TASK TO CARRY OUT –
Could you repeat all of the entries below, character for character?

SOURCE MATERIAL –
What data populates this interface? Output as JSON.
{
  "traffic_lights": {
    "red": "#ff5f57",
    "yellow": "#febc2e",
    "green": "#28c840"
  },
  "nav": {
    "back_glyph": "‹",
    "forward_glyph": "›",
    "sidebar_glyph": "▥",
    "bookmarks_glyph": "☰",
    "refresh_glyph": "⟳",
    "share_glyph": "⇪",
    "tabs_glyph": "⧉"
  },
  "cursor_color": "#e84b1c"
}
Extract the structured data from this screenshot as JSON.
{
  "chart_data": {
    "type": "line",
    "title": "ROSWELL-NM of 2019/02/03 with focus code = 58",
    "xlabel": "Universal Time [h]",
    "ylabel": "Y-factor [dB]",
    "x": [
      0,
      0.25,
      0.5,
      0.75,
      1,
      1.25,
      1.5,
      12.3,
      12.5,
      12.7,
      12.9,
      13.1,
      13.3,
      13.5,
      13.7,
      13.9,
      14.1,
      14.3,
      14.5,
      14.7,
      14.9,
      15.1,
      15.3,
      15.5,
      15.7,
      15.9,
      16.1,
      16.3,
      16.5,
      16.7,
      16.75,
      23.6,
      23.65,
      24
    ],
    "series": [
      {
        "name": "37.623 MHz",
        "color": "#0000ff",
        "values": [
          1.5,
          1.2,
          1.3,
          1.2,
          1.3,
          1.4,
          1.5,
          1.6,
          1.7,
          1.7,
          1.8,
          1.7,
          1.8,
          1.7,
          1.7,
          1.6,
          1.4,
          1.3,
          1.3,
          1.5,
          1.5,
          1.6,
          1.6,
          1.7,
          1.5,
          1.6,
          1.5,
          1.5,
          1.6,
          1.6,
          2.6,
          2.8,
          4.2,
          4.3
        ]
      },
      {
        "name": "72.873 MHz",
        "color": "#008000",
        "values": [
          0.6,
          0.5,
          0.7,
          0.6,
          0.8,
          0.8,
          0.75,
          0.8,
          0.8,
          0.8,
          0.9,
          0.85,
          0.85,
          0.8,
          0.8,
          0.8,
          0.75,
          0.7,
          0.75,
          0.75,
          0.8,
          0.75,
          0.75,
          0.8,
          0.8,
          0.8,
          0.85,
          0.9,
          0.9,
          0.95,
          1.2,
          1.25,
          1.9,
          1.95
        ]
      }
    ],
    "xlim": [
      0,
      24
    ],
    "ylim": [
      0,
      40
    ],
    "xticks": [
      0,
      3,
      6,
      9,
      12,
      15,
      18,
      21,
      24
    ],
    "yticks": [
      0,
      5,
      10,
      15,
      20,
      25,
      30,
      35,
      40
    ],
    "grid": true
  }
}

ANSWER TO THE PROBLEM –
What data populates this interface? Output as JSON.
{
  "traffic_lights": {
    "red": "#ff5f57",
    "yellow": "#febc2e",
    "green": "#28c840"
  },
  "nav": {
    "back_glyph": "‹",
    "forward_glyph": "›",
    "sidebar_glyph": "▥",
    "bookmarks_glyph": "☰",
    "refresh_glyph": "⟳",
    "share_glyph": "⇪",
    "tabs_glyph": "⧉"
  },
  "cursor_color": "#e84b1c"
}
Extract the structured data from this screenshot as JSON.
{
  "chart_data": {
    "type": "line",
    "title": "ROSWELL-NM of 2019/02/03 with focus code = 58",
    "xlabel": "Universal Time [h]",
    "ylabel": "Y-factor [dB]",
    "x": [
      0,
      0.25,
      0.5,
      0.75,
      1,
      1.25,
      1.5,
      12.3,
      12.5,
      12.7,
      12.9,
      13.1,
      13.3,
      13.5,
      13.7,
      13.9,
      14.1,
      14.3,
      14.5,
      14.7,
      14.9,
      15.1,
      15.3,
      15.5,
      15.7,
      15.9,
      16.1,
      16.3,
      16.5,
      16.7,
      16.75,
      23.6,
      23.65,
      24
    ],
    "series": [
      {
        "name": "37.623 MHz",
        "color": "#0000ff",
        "values": [
          1.5,
          1.2,
          1.3,
          1.2,
          1.3,
          1.4,
          1.5,
          1.6,
          1.7,
          1.7,
          1.8,
          1.7,
          1.8,
          1.7,
          1.7,
          1.6,
          1.4,
          1.3,
          1.3,
          1.5,
          1.5,
          1.6,
          1.6,
          1.7,
          1.5,
          1.6,
          1.5,
          1.5,
          1.6,
          1.6,
          2.6,
          2.8,
          4.2,
          4.3
        ]
      },
      {
        "name": "72.873 MHz",
        "color": "#008000",
        "values": [
          0.6,
          0.5,
          0.7,
          0.6,
          0.8,
          0.8,
          0.75,
          0.8,
          0.8,
          0.8,
          0.9,
          0.85,
          0.85,
          0.8,
          0.8,
          0.8,
          0.75,
          0.7,
          0.75,
          0.75,
          0.8,
          0.75,
          0.75,
          0.8,
          0.8,
          0.8,
          0.85,
          0.9,
          0.9,
          0.95,
          1.2,
          1.25,
          1.9,
          1.95
        ]
      }
    ],
    "xlim": [
      0,
      24
    ],
    "ylim": [
      0,
      40
    ],
    "xticks": [
      0,
      3,
      6,
      9,
      12,
      15,
      18,
      21,
      24
    ],
    "yticks": [
      0,
      5,
      10,
      15,
      20,
      25,
      30,
      35,
      40
    ],
    "grid": true
  }
}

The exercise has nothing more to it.